Welcome to the third monthly lens-bending, hustle-flexing, movie-making challenge.

The rules are explained after the jump, or go directly to Making the Movie Challenge Number Three.

The jump…Rules

There are two official ways to play. You can write your own script, or you can adapt one of mine. Once again I’m publishing a script written specifically for this challenge under a Creative Commons license that allows you to rewrite it to your heart’s content and even make money off it without having to repay me with anything but a miniscule “based on a story by” credit: Laundromat (right click/control-click to save as Rich Text, Final Draft, Movie Magic, Adobe Acrobat [.pdf]).

You can, of course, opt to write your own original script. If you’re using a pre-written script, only obey part D. Otherwise, you’ll need some obstructions in the premise of your script. I’ve updated the list of choices in Props, Characters and Situations. A roll of the die will select the obstructions in this challenge.

If you want to play unofficially, you can roll your own dice or cherry-pick from choices below.

A. Props
The prop must be featured prominently in the plot.
1. A red baloon
2. A backpack filled with women’s undergarments
3. A black leather glove
4. An orange
5. A power drill
6. Sixteen candles

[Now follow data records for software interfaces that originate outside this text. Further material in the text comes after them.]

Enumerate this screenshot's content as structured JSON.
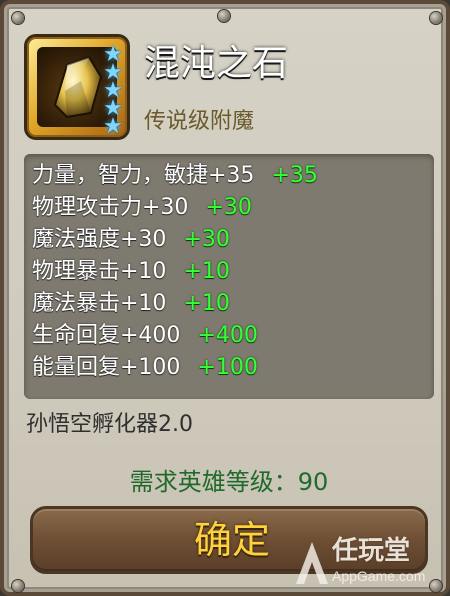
{
  "item": {
    "name": "混沌之石",
    "rarity": "传说级附魔",
    "stars": 5,
    "source": "孙悟空孵化器2.0"
  },
  "stats": [
    {
      "label": "力量，智力，敏捷+35",
      "bonus": "+35"
    },
    {
      "label": "物理攻击力+30",
      "bonus": "+30"
    },
    {
      "label": "魔法强度+30",
      "bonus": "+30"
    },
    {
      "label": "物理暴击+10",
      "bonus": "+10"
    },
    {
      "label": "魔法暴击+10",
      "bonus": "+10"
    },
    {
      "label": "生命回复+400",
      "bonus": "+400"
    },
    {
      "label": "能量回复+100",
      "bonus": "+100"
    }
  ],
  "requirement": {
    "label": "需求英雄等级：",
    "value": "90"
  },
  "confirm_label": "确定",
  "watermark": {
    "title": "任玩堂",
    "subtitle": "AppGame.com"
  },
  "icons": {
    "item": "chaos-stone-icon",
    "star": "star-icon",
    "watermark": "appgame-logo-icon"
  },
  "colors": {
    "stat_text": "#ffffff",
    "bonus_text": "#36ff36",
    "requirement_text": "#1f6a2b",
    "confirm_text": "#ffd23b",
    "rarity_text": "#6b5a2b"
  }
}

B. Characters
This must be a prominent character, defined as having twenty percent+ of lines or screentime, although he/she/it need not be the protagonist.
1. A mute little boy
2. A stressed-out yoga instructor
3. A talking fish
4. A college or high-school drop-out
5. A pious politician
6. A clean-cut skateboarder

C. Situations
The following location or scene must be in the movie.
1. Set in 2056
2. The diagnosis of a rare disease
3. Set in a nursing home
4. A wedding of some kind
5. An argument over clothes at a laundromat
6. Someone makes a bet of $100,000

D. Techniques
1. At least three shots inspired by shots from Alfred Hitchcock movies
2. Cannot contain a single spoken word of English*, or subtitles
3. Only tight close-ups on people (no wider than the top of the head to the shoulders)
4. No camera movement or zooms allowed
5. Must cross the 180 degree line five times within the movie
6. Except for the eyes of actors, must not contain the color blue (color may be removed or altered in post)

* that’s in the American Heritage Dictionary, sticklaz. And if you’re fluent in a language other than English, keep in the spirit of the obstruction by not using it.

For the next challenge, I’ll be replacing some of the choices. Send your obstruction ideas to makingthemovie AT-SIGN gmail DOT com with the subject line “Obstruction Ideas”. We’re looking for challenges that can be done quickly and on a low budget and that force the filmmakers to be creative.

Now, the results…

The Challenge

A. Prop # 4 – an orange
B. Character # 2 – a stressed-out yoga instructor
C. Situation # 5 – an argument over clothes at a laundromat
D. Technique # 3 – if people are shown, it must be in a tight close-up

You have until October 15, 2005 when I’ll release the 4th challenge. Beyond the bragging rights and resume boost “I won Making the Movie Blog’s Six Obstructions Challenge,” there are now small prizes of Amazon gift certificates available!

All formats accepted, but different formats have to be sent to different mailing addresses. For the mailing addresses or further questions, contact makingthemovie AT-SIGN gmail DOT com with the subject line “Six Obstructions Challenge #3”.

RELATED: Six Obstructions Challenge #1 (explains the origins of the Six Obstructions Challenge), Six Obstructions Challenge #2 (a film noir challenge)

PHOTO CREDIT: Flickr’s A is for Angie.